● **Exercise instructions**: Go through the entries below, count every line with the string "JSON", and answer with only that number.

● **Dataset records**:
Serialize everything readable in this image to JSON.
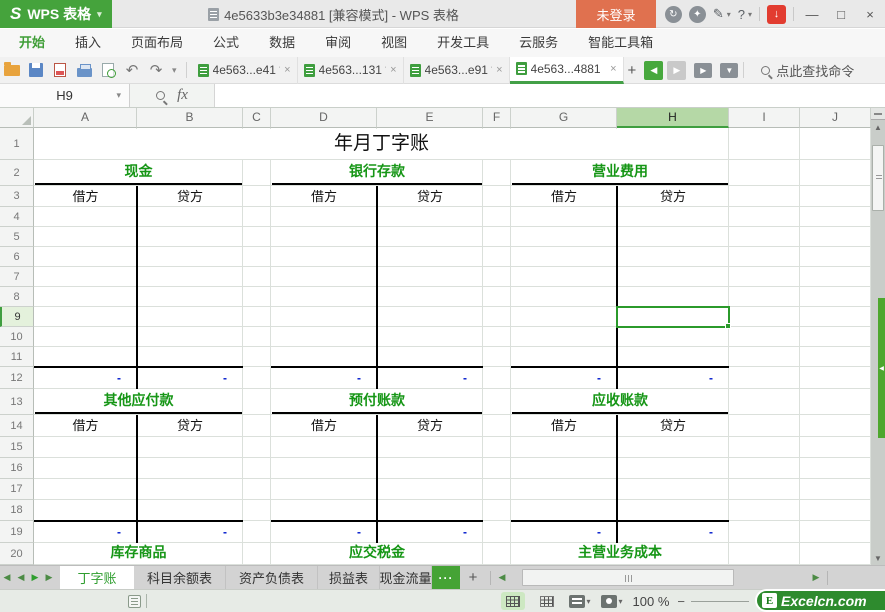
{
  "colors": {
    "accent_green": "#3f9e37",
    "selection_green": "#2b9a2b",
    "section_title_green": "#169616",
    "dash_blue": "#0019cc",
    "login_bg": "#e0714f",
    "download_red": "#e23c30",
    "logo_green": "#45a33c"
  },
  "icons": {
    "caret_down": "▾",
    "minimize": "—",
    "maximize": "□",
    "close": "×",
    "undo": "↶",
    "redo": "↷",
    "arrow_left": "◀",
    "arrow_right": "▶",
    "arrow_up": "▲",
    "arrow_down": "▼",
    "plus": "+",
    "dots": "···",
    "play": "▶",
    "download": "↓"
  },
  "titlebar": {
    "app_logo_glyph": "S",
    "app_label": "WPS 表格",
    "document_title": "4e5633b3e34881 [兼容模式] - WPS 表格",
    "login_label": "未登录"
  },
  "menubar": {
    "tabs": [
      {
        "label": "开始",
        "active": true
      },
      {
        "label": "插入",
        "active": false
      },
      {
        "label": "页面布局",
        "active": false
      },
      {
        "label": "公式",
        "active": false
      },
      {
        "label": "数据",
        "active": false
      },
      {
        "label": "审阅",
        "active": false
      },
      {
        "label": "视图",
        "active": false
      },
      {
        "label": "开发工具",
        "active": false
      },
      {
        "label": "云服务",
        "active": false
      },
      {
        "label": "智能工具箱",
        "active": false
      }
    ]
  },
  "toolbar": {
    "doc_tabs": [
      {
        "label": "4e563...e41 *",
        "active": false
      },
      {
        "label": "4e563...131 *",
        "active": false
      },
      {
        "label": "4e563...e91 *",
        "active": false
      },
      {
        "label": "4e563...4881",
        "active": true
      }
    ],
    "search_label": "点此查找命令"
  },
  "formula_bar": {
    "name_box": "H9",
    "fx_label": "fx",
    "formula_value": ""
  },
  "grid": {
    "columns": [
      "A",
      "B",
      "C",
      "D",
      "E",
      "F",
      "G",
      "H",
      "I",
      "J"
    ],
    "visible_rows": 20,
    "selected_cell": "H9",
    "selected_column": "H",
    "selected_row": 9,
    "title": "年月丁字账",
    "debit_label": "借方",
    "credit_label": "贷方",
    "dash": "-",
    "sections": [
      {
        "title_row": 2,
        "header_row": 3,
        "total_row": 12,
        "accounts": [
          {
            "title": "现金",
            "cols": [
              "A",
              "B"
            ]
          },
          {
            "title": "银行存款",
            "cols": [
              "D",
              "E"
            ]
          },
          {
            "title": "营业费用",
            "cols": [
              "G",
              "H"
            ]
          }
        ]
      },
      {
        "title_row": 13,
        "header_row": 14,
        "total_row": 19,
        "accounts": [
          {
            "title": "其他应付款",
            "cols": [
              "A",
              "B"
            ]
          },
          {
            "title": "预付账款",
            "cols": [
              "D",
              "E"
            ]
          },
          {
            "title": "应收账款",
            "cols": [
              "G",
              "H"
            ]
          }
        ]
      },
      {
        "title_row": 20,
        "accounts": [
          {
            "title": "库存商品",
            "cols": [
              "A",
              "B"
            ]
          },
          {
            "title": "应交税金",
            "cols": [
              "D",
              "E"
            ]
          },
          {
            "title": "主营业务成本",
            "cols": [
              "G",
              "H"
            ]
          }
        ]
      }
    ]
  },
  "sheet_bar": {
    "tabs": [
      {
        "label": "丁字账",
        "active": true
      },
      {
        "label": "科目余额表",
        "active": false
      },
      {
        "label": "资产负债表",
        "active": false
      },
      {
        "label": "损益表",
        "active": false
      },
      {
        "label": "现金流量",
        "active": false
      }
    ]
  },
  "status_bar": {
    "zoom_label": "100 %",
    "zoom_minus": "−",
    "watermark_badge": "E",
    "watermark_text": "Excelcn.com"
  }
}
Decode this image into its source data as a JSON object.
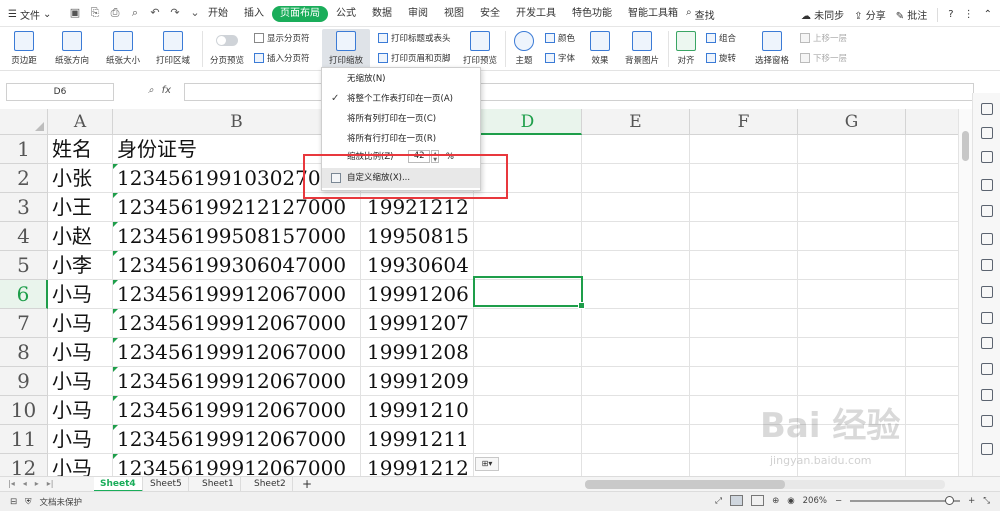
{
  "menu": {
    "file_label": "文件",
    "tabs": [
      "开始",
      "插入",
      "页面布局",
      "公式",
      "数据",
      "审阅",
      "视图",
      "安全",
      "开发工具",
      "特色功能",
      "智能工具箱"
    ],
    "active_tab": "页面布局",
    "search_label": "查找",
    "sync_label": "未同步",
    "share_label": "分享",
    "comment_label": "批注"
  },
  "ribbon": {
    "margins": "页边距",
    "orientation": "纸张方向",
    "size": "纸张大小",
    "print_area": "打印区域",
    "page_break_preview": "分页预览",
    "show_page_breaks": "显示分页符",
    "insert_page_break": "插入分页符",
    "print_scaling": "打印缩放",
    "print_titles": "打印标题或表头",
    "print_header_footer": "打印页眉和页脚",
    "print_preview": "打印预览",
    "theme": "主题",
    "colors": "颜色",
    "fonts": "字体",
    "effects": "效果",
    "background": "背景图片",
    "align": "对齐",
    "group": "组合",
    "rotate": "旋转",
    "selection_pane": "选择窗格",
    "bring_forward": "上移一层",
    "send_backward": "下移一层"
  },
  "formula_bar": {
    "cell_ref": "D6",
    "fx_label": "fx",
    "value": ""
  },
  "columns": [
    "A",
    "B",
    "C",
    "D",
    "E",
    "F",
    "G"
  ],
  "selected_column": "D",
  "rows": [
    {
      "num": "1",
      "a": "姓名",
      "b": "身份证号",
      "c": ""
    },
    {
      "num": "2",
      "a": "小张",
      "b": "123456199103027000",
      "c": ""
    },
    {
      "num": "3",
      "a": "小王",
      "b": "123456199212127000",
      "c": "19921212"
    },
    {
      "num": "4",
      "a": "小赵",
      "b": "123456199508157000",
      "c": "19950815"
    },
    {
      "num": "5",
      "a": "小李",
      "b": "123456199306047000",
      "c": "19930604"
    },
    {
      "num": "6",
      "a": "小马",
      "b": "123456199912067000",
      "c": "19991206"
    },
    {
      "num": "7",
      "a": "小马",
      "b": "123456199912067000",
      "c": "19991207"
    },
    {
      "num": "8",
      "a": "小马",
      "b": "123456199912067000",
      "c": "19991208"
    },
    {
      "num": "9",
      "a": "小马",
      "b": "123456199912067000",
      "c": "19991209"
    },
    {
      "num": "10",
      "a": "小马",
      "b": "123456199912067000",
      "c": "19991210"
    },
    {
      "num": "11",
      "a": "小马",
      "b": "123456199912067000",
      "c": "19991211"
    },
    {
      "num": "12",
      "a": "小马",
      "b": "123456199912067000",
      "c": "19991212"
    }
  ],
  "selected_row": "6",
  "dropdown": {
    "no_scaling": "无缩放(N)",
    "fit_sheet": "将整个工作表打印在一页(A)",
    "fit_columns": "将所有列打印在一页(C)",
    "fit_rows": "将所有行打印在一页(R)",
    "scale_label": "缩放比例(Z)",
    "scale_value": "42",
    "scale_unit": "%",
    "custom_scaling": "自定义缩放(X)..."
  },
  "sheets": [
    "Sheet4",
    "Sheet5",
    "Sheet1",
    "Sheet2"
  ],
  "active_sheet": "Sheet4",
  "status": {
    "protect": "文档未保护",
    "zoom": "206%"
  },
  "watermark": {
    "main": "Bai 经验",
    "sub": "jingyan.baidu.com"
  }
}
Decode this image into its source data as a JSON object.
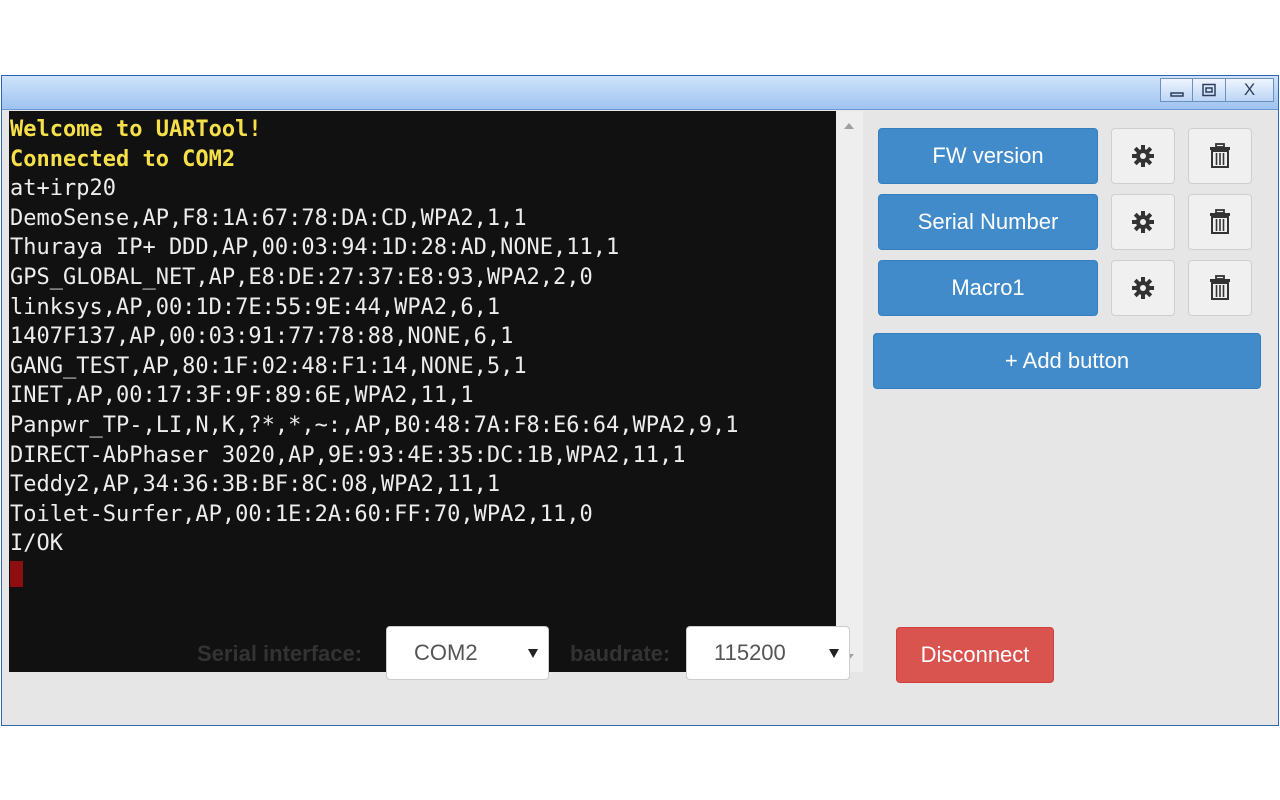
{
  "window": {
    "minimize_icon": "minimize-icon",
    "maximize_icon": "maximize-icon",
    "close_label": "X"
  },
  "terminal": {
    "lines": [
      {
        "text": "Welcome to UARTool!",
        "highlight": true
      },
      {
        "text": "Connected to COM2",
        "highlight": true
      },
      {
        "text": "at+irp20",
        "highlight": false
      },
      {
        "text": "DemoSense,AP,F8:1A:67:78:DA:CD,WPA2,1,1",
        "highlight": false
      },
      {
        "text": "Thuraya IP+ DDD,AP,00:03:94:1D:28:AD,NONE,11,1",
        "highlight": false
      },
      {
        "text": "GPS_GLOBAL_NET,AP,E8:DE:27:37:E8:93,WPA2,2,0",
        "highlight": false
      },
      {
        "text": "linksys,AP,00:1D:7E:55:9E:44,WPA2,6,1",
        "highlight": false
      },
      {
        "text": "1407F137,AP,00:03:91:77:78:88,NONE,6,1",
        "highlight": false
      },
      {
        "text": "GANG_TEST,AP,80:1F:02:48:F1:14,NONE,5,1",
        "highlight": false
      },
      {
        "text": "INET,AP,00:17:3F:9F:89:6E,WPA2,11,1",
        "highlight": false
      },
      {
        "text": "Panpwr_TP-,LI,N,K,?*,*,~:,AP,B0:48:7A:F8:E6:64,WPA2,9,1",
        "highlight": false
      },
      {
        "text": "DIRECT-AbPhaser 3020,AP,9E:93:4E:35:DC:1B,WPA2,11,1",
        "highlight": false
      },
      {
        "text": "Teddy2,AP,34:36:3B:BF:8C:08,WPA2,11,1",
        "highlight": false
      },
      {
        "text": "Toilet-Surfer,AP,00:1E:2A:60:FF:70,WPA2,11,0",
        "highlight": false
      },
      {
        "text": "I/OK",
        "highlight": false
      }
    ],
    "colors": {
      "background": "#111111",
      "text": "#ededed",
      "highlight": "#f6e04a",
      "cursor": "#8c0e0e"
    }
  },
  "macros": [
    {
      "label": "FW version",
      "settings_icon": "gear-icon",
      "delete_icon": "trash-icon"
    },
    {
      "label": "Serial Number",
      "settings_icon": "gear-icon",
      "delete_icon": "trash-icon"
    },
    {
      "label": "Macro1",
      "settings_icon": "gear-icon",
      "delete_icon": "trash-icon"
    }
  ],
  "add_button_label": "+ Add button",
  "bottom": {
    "serial_label": "Serial interface:",
    "serial_value": "COM2",
    "baud_label": "baudrate:",
    "baud_value": "115200",
    "disconnect_label": "Disconnect"
  },
  "colors": {
    "primary": "#428bca",
    "danger": "#d9534f",
    "window_bg": "#e6e6e6"
  }
}
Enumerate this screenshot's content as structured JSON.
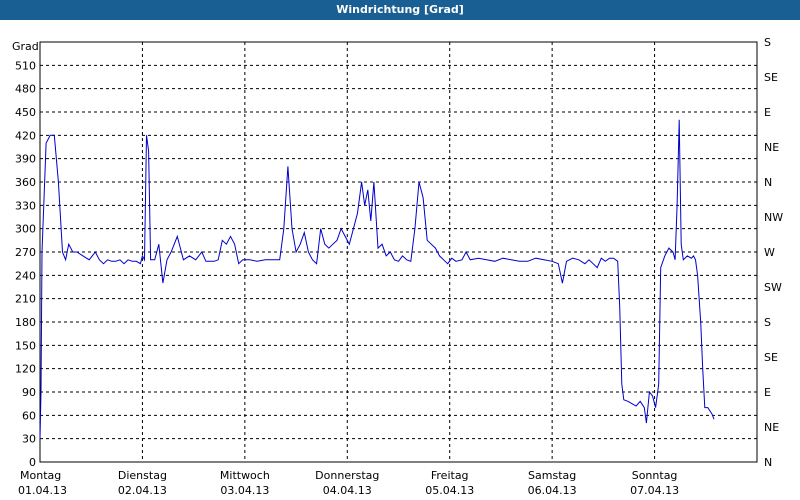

● **Reply to the task**: 4